My brother would be a neon sign,
hopping to the front of the window, made of energy,
or maybe a glowstick, spinning like a ferris wheel,
something to dance with, but still the kind of thing
that can tickle your eye sockets until you puke.
My mom would be the hall light,
permanent and older than the cracks in the plaster,
creeping under our doors at night-
sees you when you’re sleeping, and knows when you’re awake.
My dad would be a flashlight,
useful anywhere but never there when you need him,
able to swoop under things and look around from any perspective,
two cups of Guatamala coffee same as two AA batteries.
Because I’m looking from the inside out I can only see myself as what I illuminate,
but I see light stamped into the ground, crisscrossed with the shadows of strewn clothes or branches,
The dog is easy:
the bathroom light,

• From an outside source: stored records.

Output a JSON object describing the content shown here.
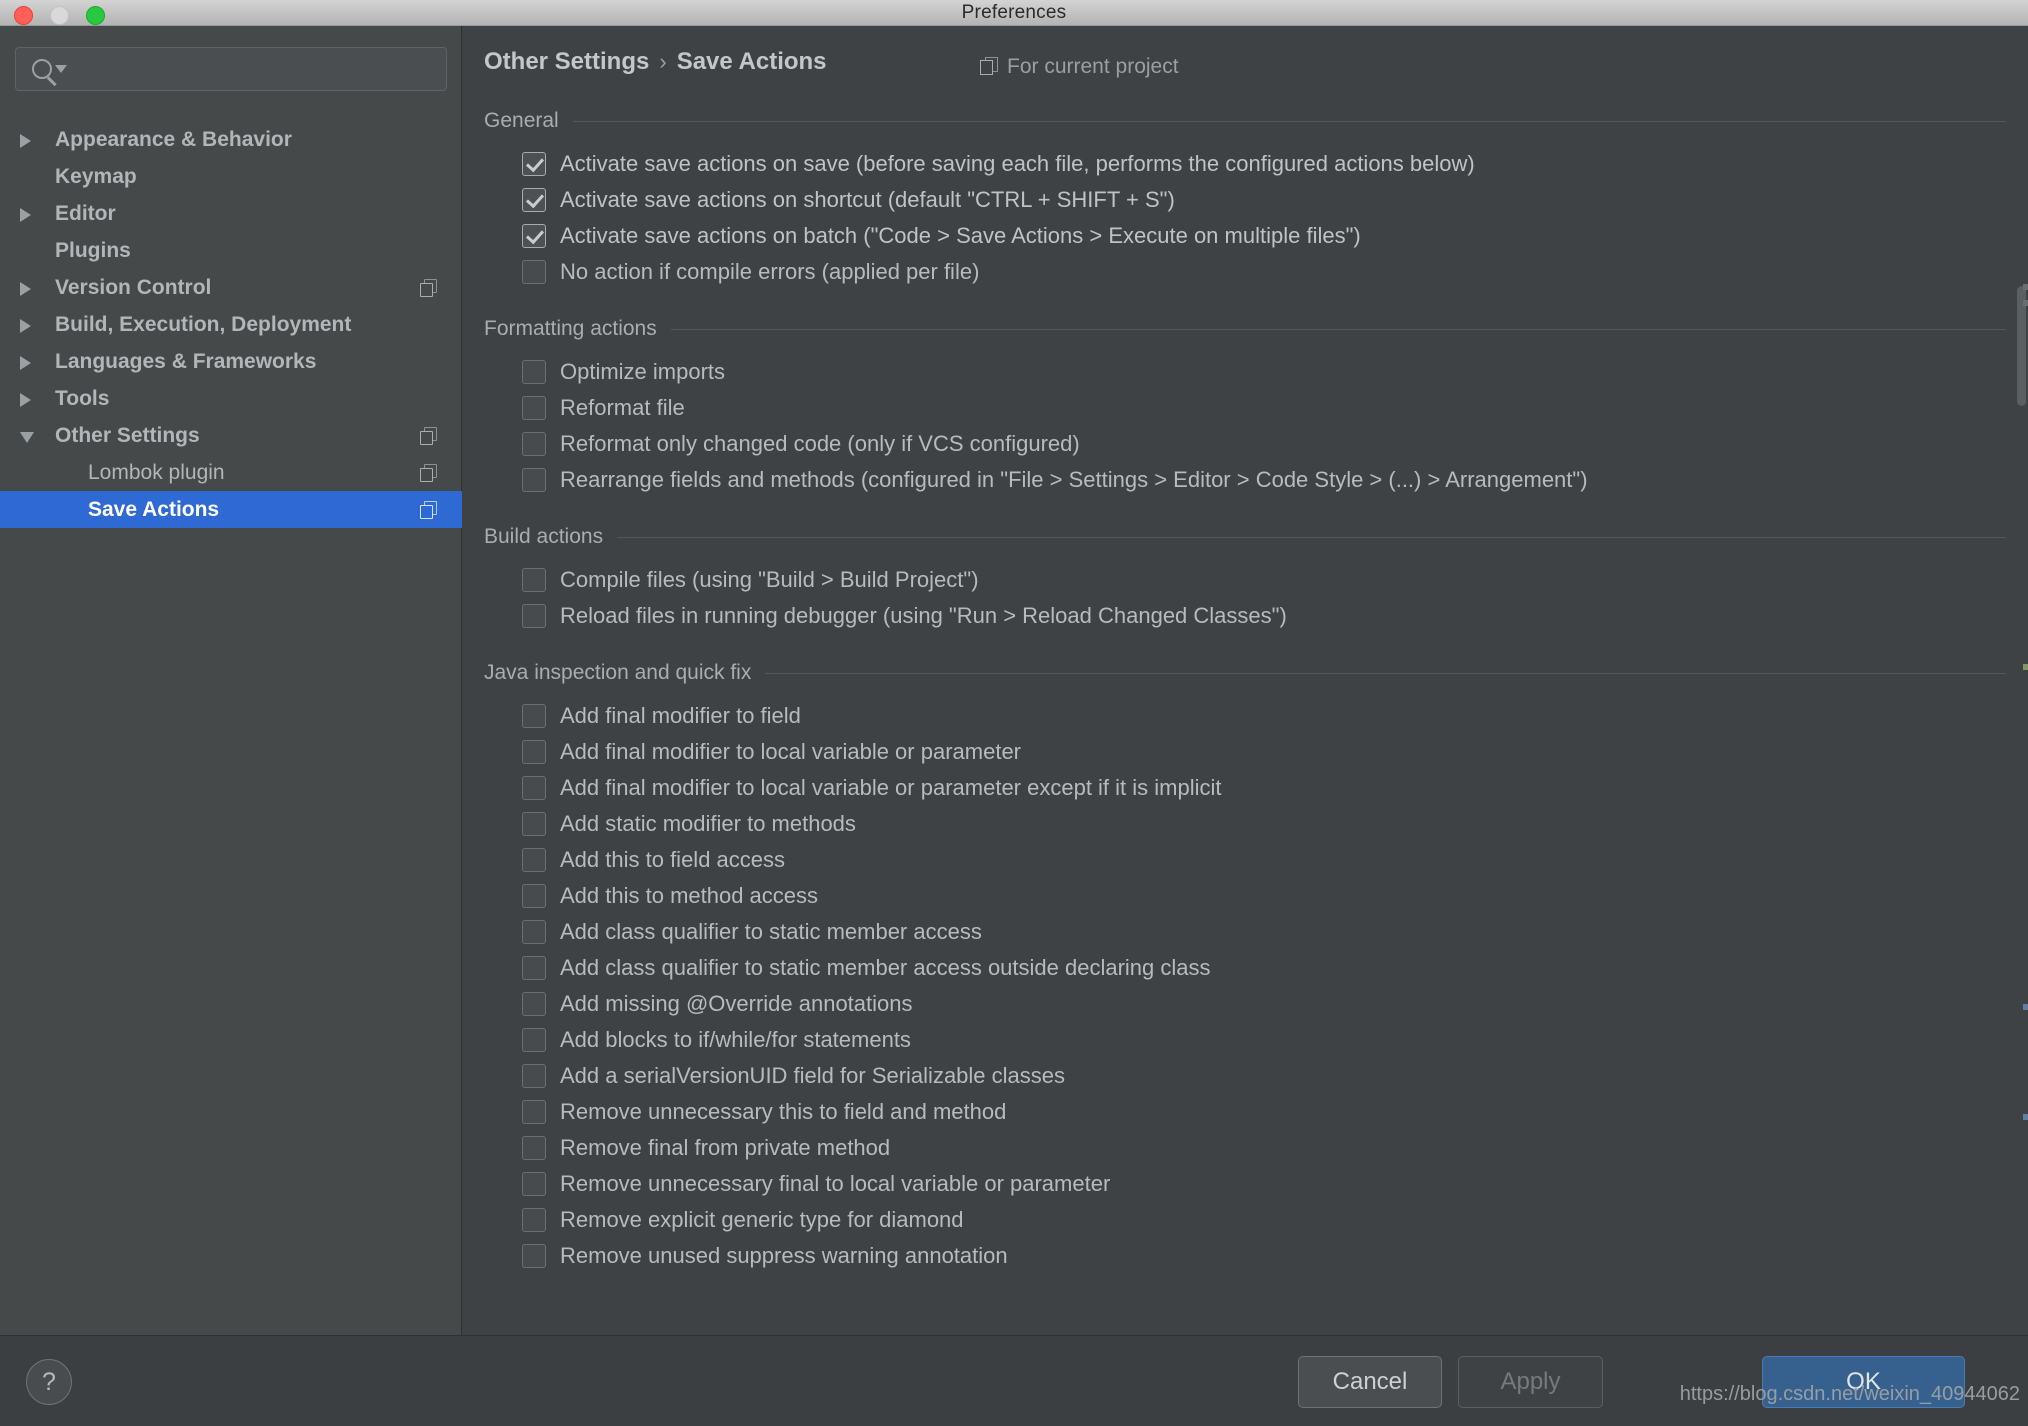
{
  "window": {
    "title": "Preferences",
    "traffic_lights": [
      "close-button",
      "minimize-button",
      "maximize-button"
    ]
  },
  "sidebar": {
    "search": {
      "placeholder": "",
      "value": "",
      "icon": "search-icon"
    },
    "items": [
      {
        "label": "Appearance & Behavior",
        "twisty": "right",
        "bold": true,
        "child": false,
        "copy": false,
        "selected": false
      },
      {
        "label": "Keymap",
        "twisty": "none",
        "bold": true,
        "child": false,
        "copy": false,
        "selected": false
      },
      {
        "label": "Editor",
        "twisty": "right",
        "bold": true,
        "child": false,
        "copy": false,
        "selected": false
      },
      {
        "label": "Plugins",
        "twisty": "none",
        "bold": true,
        "child": false,
        "copy": false,
        "selected": false
      },
      {
        "label": "Version Control",
        "twisty": "right",
        "bold": true,
        "child": false,
        "copy": true,
        "selected": false
      },
      {
        "label": "Build, Execution, Deployment",
        "twisty": "right",
        "bold": true,
        "child": false,
        "copy": false,
        "selected": false
      },
      {
        "label": "Languages & Frameworks",
        "twisty": "right",
        "bold": true,
        "child": false,
        "copy": false,
        "selected": false
      },
      {
        "label": "Tools",
        "twisty": "right",
        "bold": true,
        "child": false,
        "copy": false,
        "selected": false
      },
      {
        "label": "Other Settings",
        "twisty": "down",
        "bold": true,
        "child": false,
        "copy": true,
        "selected": false
      },
      {
        "label": "Lombok plugin",
        "twisty": "none",
        "bold": false,
        "child": true,
        "copy": true,
        "selected": false
      },
      {
        "label": "Save Actions",
        "twisty": "none",
        "bold": true,
        "child": true,
        "copy": true,
        "selected": true
      }
    ]
  },
  "main": {
    "breadcrumb": {
      "parent": "Other Settings",
      "separator": "›",
      "current": "Save Actions"
    },
    "project_scope": {
      "label": "For current project",
      "icon": "copy-icon"
    },
    "sections": [
      {
        "title": "General",
        "items": [
          {
            "label": "Activate save actions on save (before saving each file, performs the configured actions below)",
            "checked": true
          },
          {
            "label": "Activate save actions on shortcut (default \"CTRL + SHIFT + S\")",
            "checked": true
          },
          {
            "label": "Activate save actions on batch (\"Code > Save Actions > Execute on multiple files\")",
            "checked": true
          },
          {
            "label": "No action if compile errors (applied per file)",
            "checked": false
          }
        ]
      },
      {
        "title": "Formatting actions",
        "items": [
          {
            "label": "Optimize imports",
            "checked": false
          },
          {
            "label": "Reformat file",
            "checked": false
          },
          {
            "label": "Reformat only changed code (only if VCS configured)",
            "checked": false
          },
          {
            "label": "Rearrange fields and methods (configured in \"File > Settings > Editor > Code Style > (...) > Arrangement\")",
            "checked": false
          }
        ]
      },
      {
        "title": "Build actions",
        "items": [
          {
            "label": "Compile files (using \"Build > Build Project\")",
            "checked": false
          },
          {
            "label": "Reload files in running debugger (using \"Run > Reload Changed Classes\")",
            "checked": false
          }
        ]
      },
      {
        "title": "Java inspection and quick fix",
        "items": [
          {
            "label": "Add final modifier to field",
            "checked": false
          },
          {
            "label": "Add final modifier to local variable or parameter",
            "checked": false
          },
          {
            "label": "Add final modifier to local variable or parameter except if it is implicit",
            "checked": false
          },
          {
            "label": "Add static modifier to methods",
            "checked": false
          },
          {
            "label": "Add this to field access",
            "checked": false
          },
          {
            "label": "Add this to method access",
            "checked": false
          },
          {
            "label": "Add class qualifier to static member access",
            "checked": false
          },
          {
            "label": "Add class qualifier to static member access outside declaring class",
            "checked": false
          },
          {
            "label": "Add missing @Override annotations",
            "checked": false
          },
          {
            "label": "Add blocks to if/while/for statements",
            "checked": false
          },
          {
            "label": "Add a serialVersionUID field for Serializable classes",
            "checked": false
          },
          {
            "label": "Remove unnecessary this to field and method",
            "checked": false
          },
          {
            "label": "Remove final from private method",
            "checked": false
          },
          {
            "label": "Remove unnecessary final to local variable or parameter",
            "checked": false
          },
          {
            "label": "Remove explicit generic type for diamond",
            "checked": false
          },
          {
            "label": "Remove unused suppress warning annotation",
            "checked": false
          }
        ]
      }
    ]
  },
  "footer": {
    "help_label": "?",
    "cancel_label": "Cancel",
    "apply_label": "Apply",
    "ok_label": "OK"
  },
  "watermark": "https://blog.csdn.net/weixin_40944062",
  "colors": {
    "selection_blue": "#2f69d3",
    "ok_button_blue": "#36618e",
    "sidebar_bg": "#45494a",
    "main_bg": "#3f4244",
    "text": "#bfc3c5"
  }
}
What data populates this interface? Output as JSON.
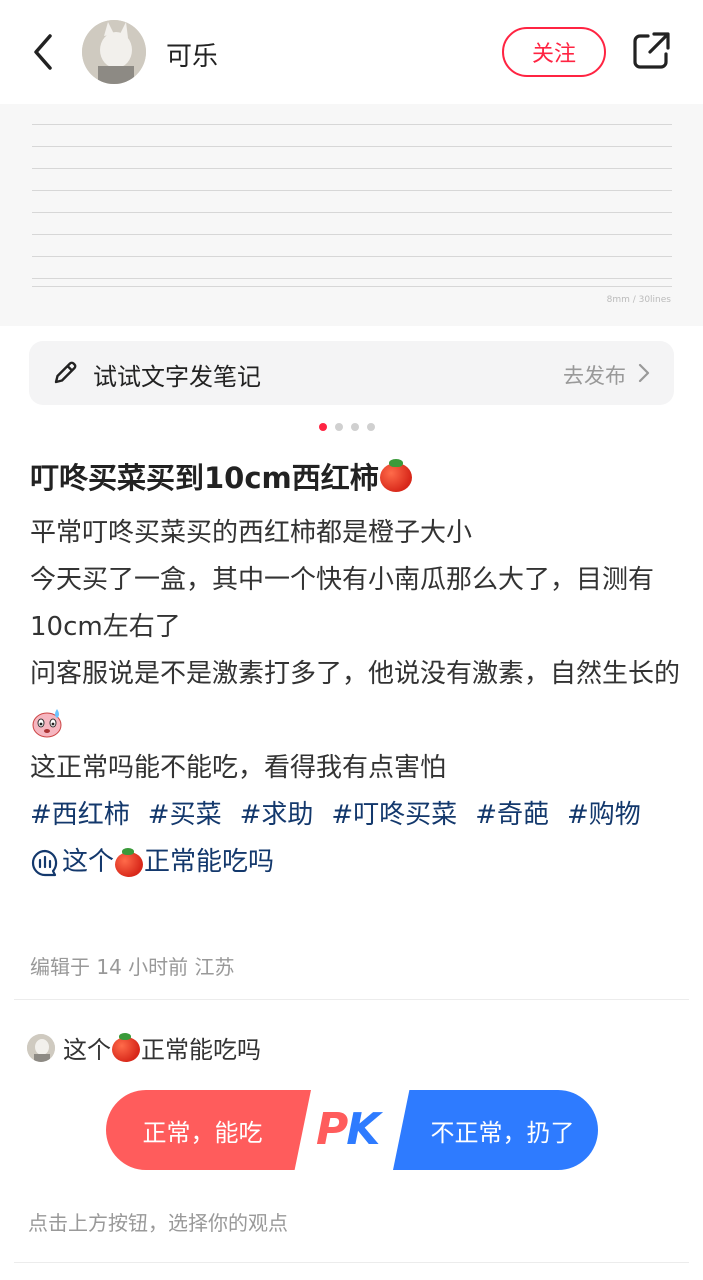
{
  "header": {
    "username": "可乐",
    "follow_label": "关注",
    "icons": [
      "back-icon",
      "avatar",
      "share-icon"
    ]
  },
  "image": {
    "paper_note": "8mm / 30lines",
    "carousel": {
      "total": 4,
      "active": 1
    }
  },
  "compose": {
    "label": "试试文字发笔记",
    "action": "去发布",
    "icon": "pencil-icon"
  },
  "post": {
    "title": "叮咚买菜买到10cm西红柿",
    "lines": [
      "平常叮咚买菜买的西红柿都是橙子大小",
      "今天买了一盒，其中一个快有小南瓜那么大了，目测有10cm左右了",
      "问客服说是不是激素打多了，他说没有激素，自然生长的",
      "这正常吗能不能吃，看得我有点害怕"
    ],
    "tags": [
      "#西红柿",
      "#买菜",
      "#求助",
      "#叮咚买菜",
      "#奇葩",
      "#购物"
    ],
    "poll_link_prefix": "这个",
    "poll_link_suffix": "正常能吃吗",
    "meta": "编辑于 14 小时前 江苏"
  },
  "poll": {
    "question_prefix": "这个",
    "question_suffix": "正常能吃吗",
    "option_left": "正常，能吃",
    "option_right": "不正常，扔了",
    "pk_p": "P",
    "pk_k": "K",
    "hint": "点击上方按钮，选择你的观点",
    "colors": {
      "left": "#ff5c5c",
      "right": "#2e7bff",
      "follow": "#ff2442",
      "tag": "#13386c"
    }
  }
}
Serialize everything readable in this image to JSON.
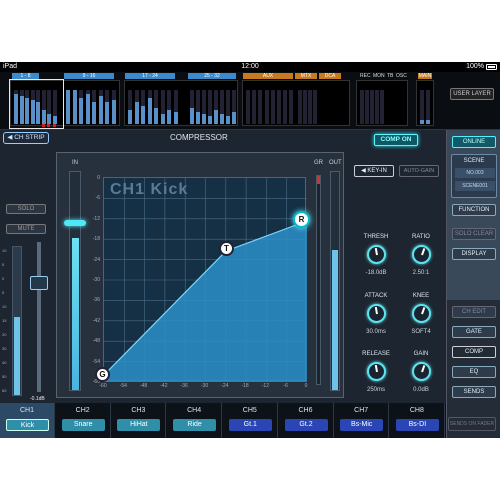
{
  "status_bar": {
    "device": "iPad",
    "time": "12:00",
    "battery": "100%"
  },
  "overview": {
    "groups": [
      {
        "label": "1 - 8",
        "color": "#3a8acc"
      },
      {
        "label": "9 - 16",
        "color": "#3a8acc"
      },
      {
        "label": "17 - 24",
        "color": "#3a8acc"
      },
      {
        "label": "25 - 32",
        "color": "#3a8acc"
      },
      {
        "label": "AUX",
        "color": "#c77a1e"
      },
      {
        "label": "MTX",
        "color": "#c77a1e"
      },
      {
        "label": "DCA",
        "color": "#c77a1e"
      }
    ],
    "small_labels": [
      "REC",
      "MON",
      "TB",
      "OSC"
    ],
    "main_label": "MAIN",
    "main_color": "#c77a1e",
    "user_layer": "USER LAYER"
  },
  "header": {
    "ch_strip": "CH STRIP",
    "title": "COMPRESSOR",
    "comp_on": "COMP ON"
  },
  "left_strip": {
    "solo": "SOLO",
    "mute": "MUTE",
    "fader_value": "-0.1dB",
    "scale": [
      "10",
      "5",
      "0",
      "5",
      "10",
      "15",
      "20",
      "30",
      "40",
      "50",
      "60"
    ]
  },
  "graph": {
    "title": "CH1  Kick",
    "in_label": "IN",
    "gr_label": "GR",
    "out_label": "OUT",
    "y_ticks": [
      "0",
      "-6",
      "-12",
      "-18",
      "-24",
      "-30",
      "-36",
      "-42",
      "-48",
      "-54",
      "-60"
    ],
    "x_ticks": [
      "-60",
      "-54",
      "-48",
      "-42",
      "-36",
      "-30",
      "-24",
      "-18",
      "-12",
      "-6",
      "0"
    ],
    "points": {
      "g": "G",
      "t": "T",
      "r": "R"
    }
  },
  "knobs": {
    "key_in": "KEY-IN",
    "auto_gain": "AUTO-GAIN",
    "items": [
      {
        "label": "THRESH",
        "value": "-18.0dB"
      },
      {
        "label": "RATIO",
        "value": "2.50:1"
      },
      {
        "label": "ATTACK",
        "value": "30.0ms"
      },
      {
        "label": "KNEE",
        "value": "SOFT4"
      },
      {
        "label": "RELEASE",
        "value": "250ms"
      },
      {
        "label": "GAIN",
        "value": "0.0dB"
      }
    ]
  },
  "right_panel": {
    "online": "ONLINE",
    "scene_title": "SCENE",
    "scene_no": "NO.003",
    "scene_name": "SCENE001",
    "function": "FUNCTION",
    "solo_clear": "SOLO CLEAR",
    "display": "DISPLAY",
    "ch_edit": "CH EDIT",
    "gate": "GATE",
    "comp": "COMP",
    "eq": "EQ",
    "sends": "SENDS",
    "sends_on_fader": "SENDS ON FADER"
  },
  "channels": [
    {
      "num": "CH1",
      "name": "Kick",
      "color": "#2f8fa8"
    },
    {
      "num": "CH2",
      "name": "Snare",
      "color": "#2f8fa8"
    },
    {
      "num": "CH3",
      "name": "HiHat",
      "color": "#2f8fa8"
    },
    {
      "num": "CH4",
      "name": "Ride",
      "color": "#2f8fa8"
    },
    {
      "num": "CH5",
      "name": "Gt.1",
      "color": "#2a46b4"
    },
    {
      "num": "CH6",
      "name": "Gt.2",
      "color": "#2a46b4"
    },
    {
      "num": "CH7",
      "name": "Bs-Mic",
      "color": "#2a46b4"
    },
    {
      "num": "CH8",
      "name": "Bs-DI",
      "color": "#2a46b4"
    }
  ]
}
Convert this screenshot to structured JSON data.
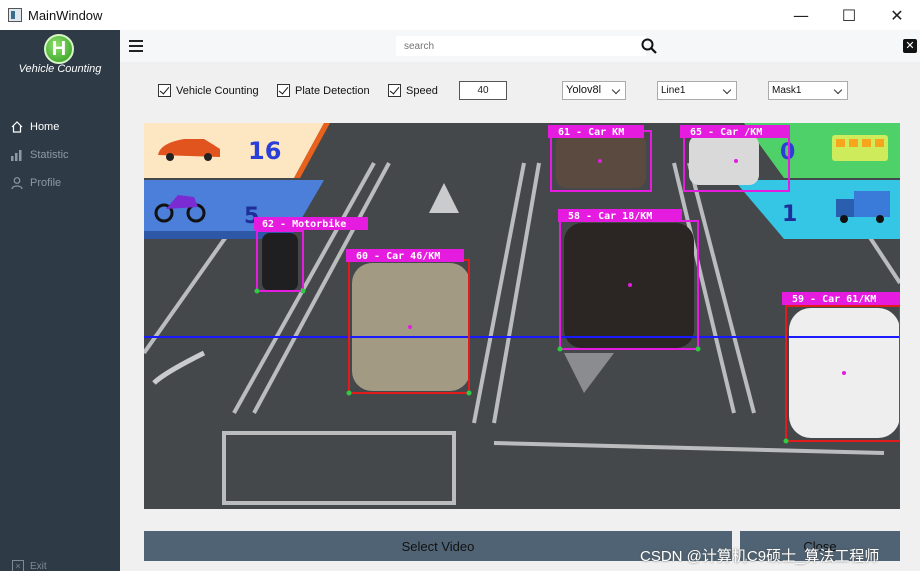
{
  "window": {
    "title": "MainWindow",
    "minimize": "—",
    "maximize": "☐",
    "close": "✕"
  },
  "sidebar": {
    "logo_letter": "H",
    "app_name": "Vehicle Counting",
    "items": [
      {
        "label": "Home",
        "icon": "home-icon",
        "active": true
      },
      {
        "label": "Statistic",
        "icon": "bar-chart-icon",
        "active": false
      },
      {
        "label": "Profile",
        "icon": "user-icon",
        "active": false
      }
    ],
    "exit_label": "Exit"
  },
  "topbar": {
    "search_placeholder": "search",
    "close_glyph": "✕"
  },
  "controls": {
    "vehicle_counting": "Vehicle Counting",
    "plate_detection": "Plate Detection",
    "speed": "Speed",
    "speed_value": "40",
    "model": "Yolov8l",
    "line": "Line1",
    "mask": "Mask1"
  },
  "video": {
    "counts": {
      "car_in": "16",
      "bike_in": "5",
      "bus_out": "0",
      "truck_out": "1"
    },
    "detections": [
      {
        "label": "61 - Car KM"
      },
      {
        "label": "65 - Car /KM"
      },
      {
        "label": "62 - Motorbike"
      },
      {
        "label": "58 - Car 18/KM"
      },
      {
        "label": "60 - Car 46/KM"
      },
      {
        "label": "59 - Car 61/KM"
      }
    ],
    "colors": {
      "panel_left_car": "#fde7c3",
      "panel_left_bike": "#4b7fd9",
      "panel_right_bus": "#4fd16a",
      "panel_right_truck": "#35c6e6",
      "count_line": "#1a1aff",
      "box_magenta": "#e51ce0",
      "box_red": "#e11c1c"
    }
  },
  "buttons": {
    "select_video": "Select Video",
    "close": "Close"
  },
  "watermark": "CSDN @计算机C9硕士_算法工程师"
}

skimming over mirrors, always left on.
This poem was written for the We Write Poems prompt Light.